Report highlights top ten risks to insurers
Potential climate change is the greatest strategic risk currently facing the property/casualty insurance industry, closely followed by demographic change and catastrophic events, according to a new study by Ernst & Young.
For the new study Ernst & Young and Oxford Analytica interviewed more than 70 industry analysts from around the world to identify the emerging trends and uncertainties driving the performance of the global insurance sector over the next five years. The study identified risks in three broad areas—macro, sector-specific and operational threats. It identified the top ten risks and five emerging threats.
Peter Porrino, global director of insurance services at Ernst & Young, commented: ‘Change is constant. Ten years ago, would climate change have been top of anyone’s risk list? Demographic change was obvious back then, but it is now a reality. Strategic risks vary for individual companies, but for the insurance sector as a whole these are the threats the experts say will have the greatest and most far reaching consequences. Insurers have to deal with them now, as they will change the business environment, the competitive pressures and the business opportunities. They have to view risk management as a way to improve operations, financial performance, and shareholder value.’
According to the study the top ten risks are:
Climate change: long-term, far-reaching and with significant impact on the industry.
Demographic shifts in core markets: offers business opportunities but risk that other sectors will capitalize first.
Catastrophic events: rising costs and serious impact on earnings for insurers.
Emerging markets: risk and opportunity but competitive threat from new players.
Regulatory intervention: increased scrutiny impacting on operations and practices.
“Strategic risks vary for individual companies, but for the insurance sector as a whole these are the threats the experts say will have the greatest and most far reaching consequences.
Peter Porrino, global director of insurance services at Ernst & Young
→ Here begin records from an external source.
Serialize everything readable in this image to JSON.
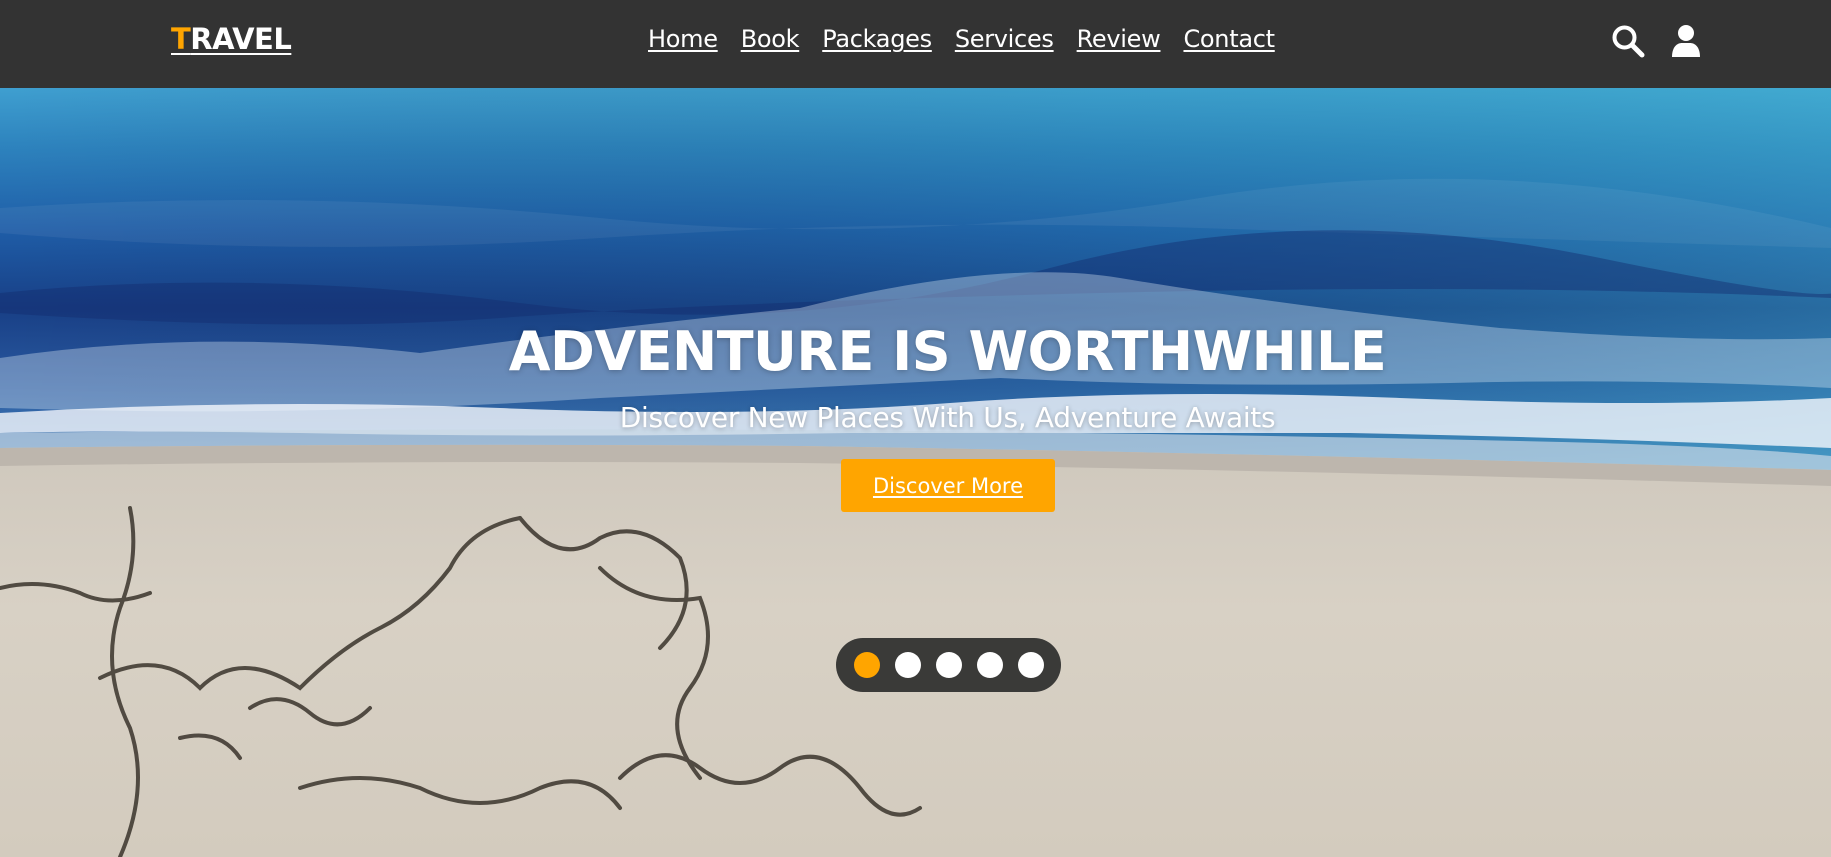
{
  "header": {
    "logo_first": "T",
    "logo_rest": "RAVEL",
    "nav": [
      "Home",
      "Book",
      "Packages",
      "Services",
      "Review",
      "Contact"
    ]
  },
  "icons": {
    "search": "search-icon",
    "user": "user-icon"
  },
  "hero": {
    "title": "ADVENTURE IS WORTHWHILE",
    "subtitle": "Discover New Places With Us, Adventure Awaits",
    "button": "Discover More"
  },
  "slider": {
    "count": 5,
    "active_index": 0
  },
  "colors": {
    "header_bg": "#333333",
    "accent": "#ffa500",
    "dots_bg": "#3a3a38"
  }
}
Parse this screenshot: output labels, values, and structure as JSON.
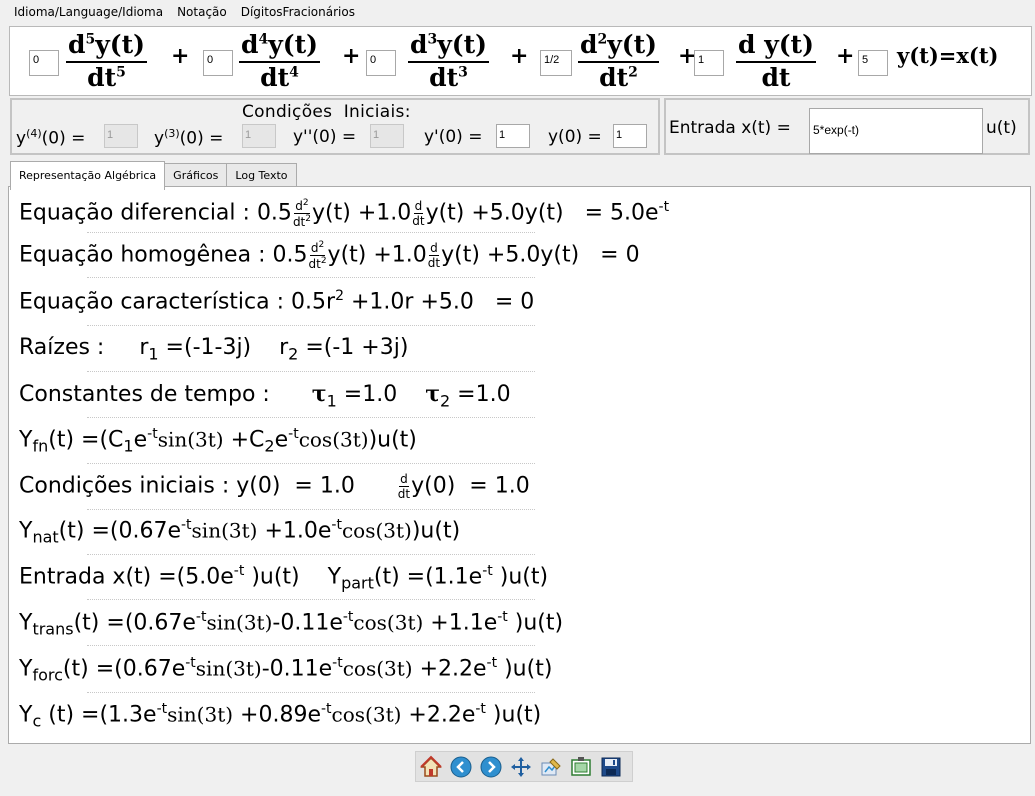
{
  "menu": [
    "Idioma/Language/Idioma",
    "Notação",
    "DígitosFracionários"
  ],
  "coefs": [
    "0",
    "0",
    "0",
    "1/2",
    "1",
    "5"
  ],
  "eq": {
    "d": "d",
    "dt": "dt",
    "yt": "y(t)",
    "y5": "5",
    "y4": "4",
    "y3": "3",
    "y2": "2",
    "plus": "+",
    "rhs": "y(t)=x(t)"
  },
  "ic": {
    "title": "Condições  Iniciais:",
    "labels": [
      "y",
      "(4)",
      "(0) =",
      "y",
      "(3)",
      "(0) =",
      "y''(0) =",
      "y'(0) =",
      "y(0) ="
    ],
    "values": [
      "1",
      "1",
      "1",
      "1",
      "1"
    ]
  },
  "input": {
    "label": "Entrada x(t) =",
    "value": "5*exp(-t)",
    "unit": "u(t)"
  },
  "tabs": [
    "Representação Algébrica",
    "Gráficos",
    "Log Texto"
  ],
  "lines": {
    "l1": {
      "label": "Equação diferencial :",
      "c1": "0.5",
      "c2": "+1.0",
      "c3": "+5.0y(t)",
      "rhs": "=  5.0e",
      "exp": "-t",
      "yt": "y(t)"
    },
    "l2": {
      "label": "Equação homogênea :",
      "c1": "0.5",
      "c2": "+1.0",
      "c3": "+5.0y(t)",
      "rhs": "= 0",
      "yt": "y(t)"
    },
    "l3": {
      "label": "Equação característica :",
      "c1": "0.5r",
      "exp": "2",
      "rest": " +1.0r +5.0   = 0"
    },
    "l4": {
      "label": "Raízes :",
      "r": "r",
      "s1": "1",
      "v1": " =(-1-3j)",
      "s2": "2",
      "v2": " =(-1 +3j)"
    },
    "l5": {
      "label": "Constantes de tempo :",
      "tau": "τ",
      "s1": "1",
      "v1": " =1.0",
      "s2": "2",
      "v2": " =1.0"
    },
    "l6": {
      "Y": "Y",
      "sub": "fn",
      "a": "(t) =(C",
      "s1": "1",
      "b": "e",
      "exp": "-t",
      "sin": "sin(3t)",
      "c": " +C",
      "s2": "2",
      "cos": "cos(3t)",
      "d": ")u(t)"
    },
    "l7": {
      "label": "Condições iniciais :",
      "a": "y(0)  = 1.0",
      "b": "y(0)  = 1.0"
    },
    "l8": {
      "Y": "Y",
      "sub": "nat",
      "a": "(t) =(0.67e",
      "exp": "-t",
      "sin": "sin(3t)",
      "b": " +1.0e",
      "cos": "cos(3t)",
      "c": ")u(t)"
    },
    "l9": {
      "a": "Entrada x(t) =(5.0e",
      "exp": "-t",
      "b": " )u(t)    Y",
      "sub": "part",
      "c": "(t) =(1.1e",
      "d": " )u(t)"
    },
    "l10": {
      "Y": "Y",
      "sub": "trans",
      "a": "(t) =(0.67e",
      "exp": "-t",
      "sin": "sin(3t)",
      "b": "-0.11e",
      "cos": "cos(3t)",
      "c": " +1.1e",
      "d": " )u(t)"
    },
    "l11": {
      "Y": "Y",
      "sub": "forc",
      "a": "(t) =(0.67e",
      "exp": "-t",
      "sin": "sin(3t)",
      "b": "-0.11e",
      "cos": "cos(3t)",
      "c": " +2.2e",
      "d": " )u(t)"
    },
    "l12": {
      "Y": "Y",
      "sub": "c",
      "a": " (t) =(1.3e",
      "exp": "-t",
      "sin": "sin(3t)",
      "b": " +0.89e",
      "cos": "cos(3t)",
      "c": " +2.2e",
      "d": " )u(t)"
    }
  },
  "toolbar": [
    "home-icon",
    "back-arrow-icon",
    "forward-arrow-icon",
    "pan-icon",
    "configure-subplots-icon",
    "edit-axes-icon",
    "save-icon"
  ]
}
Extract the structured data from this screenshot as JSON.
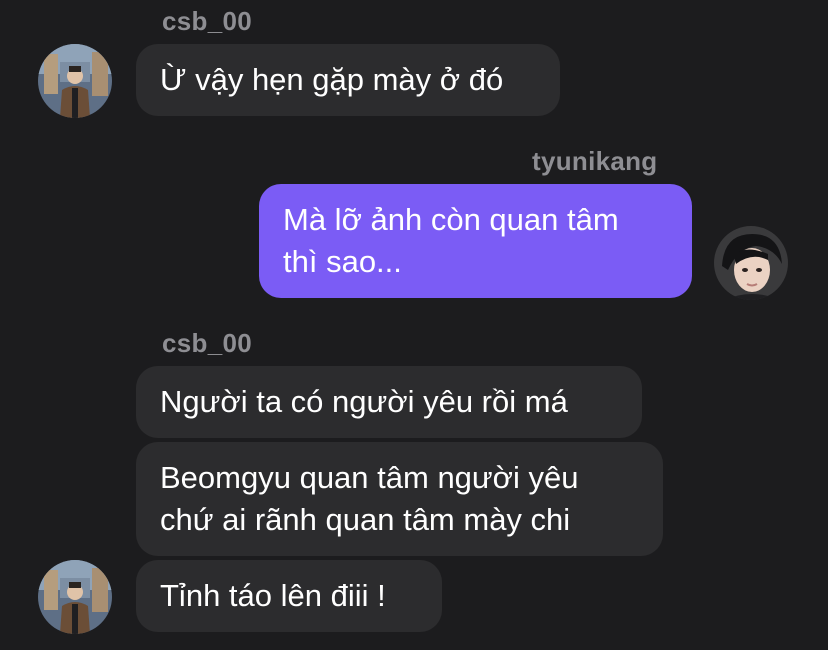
{
  "colors": {
    "background": "#1c1c1e",
    "incoming_bubble": "#2c2c2e",
    "outgoing_bubble": "#7b5cf5",
    "sender_name": "#8e8e93",
    "text": "#ffffff"
  },
  "thread": {
    "group1": {
      "sender": "csb_00",
      "messages": [
        "Ừ vậy hẹn gặp mày ở đó"
      ]
    },
    "group2": {
      "sender": "tyunikang",
      "messages": [
        "Mà lỡ ảnh còn quan tâm\nthì sao..."
      ]
    },
    "group3": {
      "sender": "csb_00",
      "messages": [
        "Người ta có người yêu rồi má",
        "Beomgyu quan tâm người yêu\nchứ ai rãnh quan tâm mày chi",
        "Tỉnh táo lên điii !"
      ]
    }
  },
  "icons": {
    "incoming_avatar": "user-avatar-photo",
    "outgoing_avatar": "user-avatar-photo"
  }
}
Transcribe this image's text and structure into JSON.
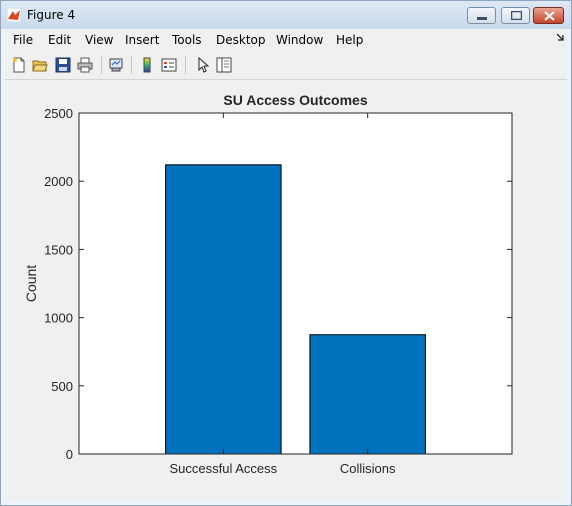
{
  "window": {
    "title": "Figure 4",
    "colors": {
      "titlebar": "#c9d9ec",
      "close": "#c5432c"
    }
  },
  "menu": {
    "items": [
      "File",
      "Edit",
      "View",
      "Insert",
      "Tools",
      "Desktop",
      "Window",
      "Help"
    ]
  },
  "toolbar": {
    "icons": [
      "new-figure-icon",
      "open-file-icon",
      "save-icon",
      "print-icon",
      "link-plot-icon",
      "colorbar-icon",
      "legend-icon",
      "select-arrow-icon",
      "property-inspector-icon"
    ]
  },
  "chart_data": {
    "type": "bar",
    "title": "SU Access Outcomes",
    "xlabel": "",
    "ylabel": "Count",
    "categories": [
      "Successful Access",
      "Collisions"
    ],
    "values": [
      2120,
      875
    ],
    "ylim": [
      0,
      2500
    ],
    "yticks": [
      0,
      500,
      1000,
      1500,
      2000,
      2500
    ],
    "bar_color": "#0072bd",
    "grid": false
  }
}
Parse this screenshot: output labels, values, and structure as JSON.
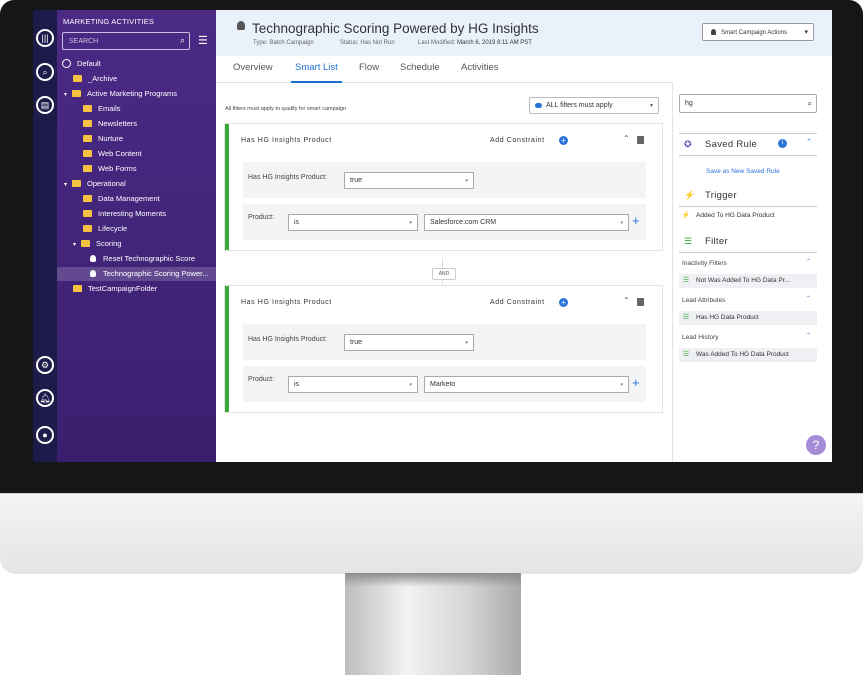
{
  "sidebar": {
    "title": "MARKETING ACTIVITIES",
    "search_placeholder": "SEARCH",
    "tree": [
      "Default",
      "_Archive",
      "Active Marketing Programs",
      "Emails",
      "Newsletters",
      "Nurture",
      "Web Content",
      "Web Forms",
      "Operational",
      "Data Management",
      "Interesting Moments",
      "Lifecycle",
      "Scoring",
      "Reset Technographic Score",
      "Technographic Scoring Power...",
      "TestCampaignFolder"
    ]
  },
  "header": {
    "title": "Technographic Scoring Powered by HG Insights",
    "type": "Type: Batch Campaign",
    "status": "Status: Has Not Run",
    "modified_label": "Last Modified:",
    "modified_value": "March 6, 2019 8:11 AM PST",
    "actions_label": "Smart Campaign Actions"
  },
  "tabs": [
    "Overview",
    "Smart List",
    "Flow",
    "Schedule",
    "Activities"
  ],
  "main": {
    "note": "All filters must apply to qualify for smart campaign",
    "all_filters": "ALL filters must apply",
    "filters": [
      {
        "title": "Has HG Insights Product",
        "add_constraint": "Add Constraint",
        "field_label": "Has HG Insights Product:",
        "field_value": "true",
        "product_label": "Product:",
        "operator": "is",
        "product_value": "Salesforce.com CRM"
      },
      {
        "title": "Has HG Insights Product",
        "add_constraint": "Add Constraint",
        "field_label": "Has HG Insights Product:",
        "field_value": "true",
        "product_label": "Product:",
        "operator": "is",
        "product_value": "Marketo"
      }
    ],
    "and_label": "AND"
  },
  "side": {
    "search_value": "hg",
    "saved_rule": "Saved Rule",
    "save_new": "Save as New Saved Rule",
    "trigger": "Trigger",
    "trigger_item": "Added To HG Data Product",
    "filter": "Filter",
    "cat1": "Inactivity Filters",
    "cat1_item": "Not Was Added To HG Data Pr...",
    "cat2": "Lead Attributes",
    "cat2_item": "Has HG Data Product",
    "cat3": "Lead History",
    "cat3_item": "Was Added To HG Data Product"
  },
  "help": "?"
}
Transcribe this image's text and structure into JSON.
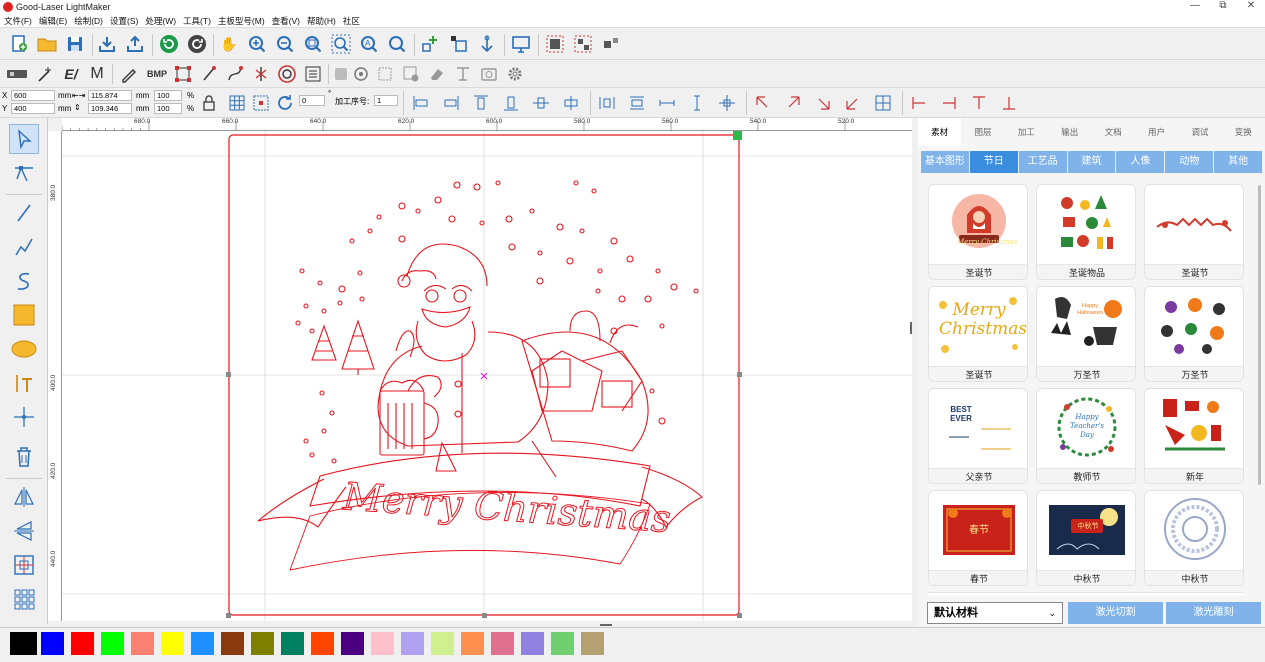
{
  "window": {
    "title": "Good-Laser LightMaker",
    "controls": [
      "—",
      "⧉",
      "✕"
    ]
  },
  "menu": [
    "文件(F)",
    "编辑(E)",
    "绘制(D)",
    "设置(S)",
    "处理(W)",
    "工具(T)",
    "主板型号(M)",
    "查看(V)",
    "帮助(H)",
    "社区"
  ],
  "toolbar2": {
    "bmp_label": "BMP",
    "m_label": "M"
  },
  "position": {
    "x_label": "X",
    "y_label": "Y",
    "x": "600",
    "y": "400",
    "unit": "mm",
    "width": "115.874",
    "height": "109.346",
    "w_unit": "mm",
    "h_unit": "mm",
    "w_pct": "100",
    "h_pct": "100",
    "pct": "%",
    "angle": "0",
    "angle_unit": "°",
    "order_label": "加工序号:",
    "order": "1"
  },
  "ruler": {
    "top": [
      "680.0",
      "660.0",
      "640.0",
      "620.0",
      "600.0",
      "580.0",
      "560.0",
      "540.0",
      "520.0"
    ],
    "left": [
      "380.0",
      "400.0",
      "420.0",
      "440.0"
    ]
  },
  "canvas": {
    "text": "Merry Christmas",
    "accent": "#e8141e"
  },
  "panel": {
    "tabs": [
      "素材",
      "图层",
      "加工",
      "输出",
      "文档",
      "用户",
      "调试",
      "变换"
    ],
    "categories": [
      "基本图形",
      "节日",
      "工艺品",
      "建筑",
      "人像",
      "动物",
      "其他"
    ],
    "cards": [
      {
        "label": "圣诞节",
        "art": "Merry Christmas"
      },
      {
        "label": "圣诞物品",
        "art": ""
      },
      {
        "label": "圣诞节",
        "art": ""
      },
      {
        "label": "圣诞节",
        "art": "Merry Christmas"
      },
      {
        "label": "万圣节",
        "art": "Happy Halloween"
      },
      {
        "label": "万圣节",
        "art": ""
      },
      {
        "label": "父亲节",
        "art": "BEST EVER"
      },
      {
        "label": "教师节",
        "art": "Happy Teacher's Day"
      },
      {
        "label": "新年",
        "art": ""
      },
      {
        "label": "春节",
        "art": "春节"
      },
      {
        "label": "中秋节",
        "art": "中秋节"
      },
      {
        "label": "中秋节",
        "art": ""
      }
    ],
    "material": "默认材料",
    "cut_button": "激光切割",
    "engrave_button": "激光雕刻"
  },
  "palette": [
    "#000000",
    "#0000ff",
    "#ff0000",
    "#00ff00",
    "#fa8072",
    "#ffff00",
    "#1e90ff",
    "#8b3a0f",
    "#808000",
    "#008060",
    "#ff4500",
    "#4b0082",
    "#ffc0cb",
    "#b0a0f0",
    "#d0f090",
    "#ff9050",
    "#e07090",
    "#9080e0",
    "#70d070",
    "#b4a070"
  ]
}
Channel distribution: technology is changing the way insurance is sold and purchased.
Integration of technology with operations and strategy: an enabler to keep pace with competition but lack of integration is a threat at the strategic business level.
Securities markets: changes in capital providers and the way capital is entering the insurance industry are causing major changes in the industry.
Legal risk: significant and unexpected change in the legal environment, such as government legislation or evolving case law, will continue to have a critical impact on the insurance industry.
Geopolitical or macroeconomic shocks: likely causes unknown but consequences potentially severe.
Many of these risks are interlinked, with the consequences from one risk having direct impact on others. The analysts told Ernst & Young these are the strategic risks that industry leaders must manage if they are to maintain dominant competitive positions, raising questions about how these risks will change what companies offer customers, the way they offer services and where.
The analysts also identified five emerging risks, just outside the top ten, which have the potential to become as significant during the next five years. These are: over reliance on model-based risk management; threats to industry reputation; losing the war for talent; increasing exposure to global regulatory heterogeneity; and the possible emergence of entirely new risks.
Peter Porrino concluded: ‘As the insurance environment becomes more complex companies need to shift from traditional risk management approaches to integrated processes that add greater value. Understanding how to respond to current trends is paramount for insurers as they seek to manage risk, optimize performance, and increase operational effectiveness. The top three risks — climate change and demographic shifts in core markets, and catastrophic events — are far reaching social and environmental trends with complex long term ramifications for the industry as a whole.’